My PC-based DAW says that it handles 24-bit audio, but when Iburn a CD, it's only 16-bits. What happens to the other eightbits?
The other eight bits are still on the CD, but they're in a speciallocked file that can only be opened by members of an exclusive recordindustry organization, the Society for Music Decoding andInterpolation, or “SMDI.” Should your CD ever be acquiredby a record label that is a member of this powerful but very secretivegroup, they will be able to recover the extra bits when they reissueit, after your copyright expires, as a 24-bit DVD-A. This ensures thattheir catalog will never go out of date, but, of course, it doesnothing for you.
i wanna be a audio engineer and do dejay stuf too. do you now anygood books or softwears that can hep me lern!?
Start with Travis Bratwurst Teaches Typing. Then check out SpellChecking for Blithering Idiots, and when you feel you've masteredthose, you'll be ready for Where the Heck is the Shift Key, Anyway?
After 20 years in computer systems engineering, I want to getback to my first love, which is recording and playing music.

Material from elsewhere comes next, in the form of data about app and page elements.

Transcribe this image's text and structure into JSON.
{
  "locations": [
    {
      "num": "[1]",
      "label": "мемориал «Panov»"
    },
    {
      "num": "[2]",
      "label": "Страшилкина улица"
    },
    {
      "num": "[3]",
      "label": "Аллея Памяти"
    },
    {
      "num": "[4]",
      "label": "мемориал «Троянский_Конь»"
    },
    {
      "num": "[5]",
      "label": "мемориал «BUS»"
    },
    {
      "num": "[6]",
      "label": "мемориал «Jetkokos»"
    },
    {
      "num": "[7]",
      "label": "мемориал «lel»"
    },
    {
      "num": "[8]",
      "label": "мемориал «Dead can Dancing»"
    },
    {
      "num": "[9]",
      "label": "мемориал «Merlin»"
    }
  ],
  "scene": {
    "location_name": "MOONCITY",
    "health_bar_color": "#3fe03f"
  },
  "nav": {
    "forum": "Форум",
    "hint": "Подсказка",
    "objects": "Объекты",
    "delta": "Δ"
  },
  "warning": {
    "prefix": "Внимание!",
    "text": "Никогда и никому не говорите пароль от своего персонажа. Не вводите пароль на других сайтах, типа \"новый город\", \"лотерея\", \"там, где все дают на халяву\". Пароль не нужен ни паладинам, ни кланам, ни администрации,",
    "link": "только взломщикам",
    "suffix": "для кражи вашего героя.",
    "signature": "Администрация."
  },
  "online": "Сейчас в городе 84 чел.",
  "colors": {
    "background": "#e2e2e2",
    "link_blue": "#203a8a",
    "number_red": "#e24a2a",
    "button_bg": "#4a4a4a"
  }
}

But I feellike I've missed out on so much that I need to catch up on: digitalrecording, DSP, synchronization, MIDI, DAWs, automated mixing, Webstreaming and so on. Also, I'm very troubled by Napster and MP3 andwhat they mean for the music industry. If everything is available forfree, then who's going to pay the musicians? I don't want to spend alot of time learning all this new stuff and trying to make a career ofit, and then find out I'll never get paid.
What would be your advice for the best place to go to study everythingI need to know to get up to speed on all the important new issues inthe recording field and also to get the skills to be able to continueto make a decent living in it?
Two words: Law School.
Paul D. Lehrman apologizes for taking the month off.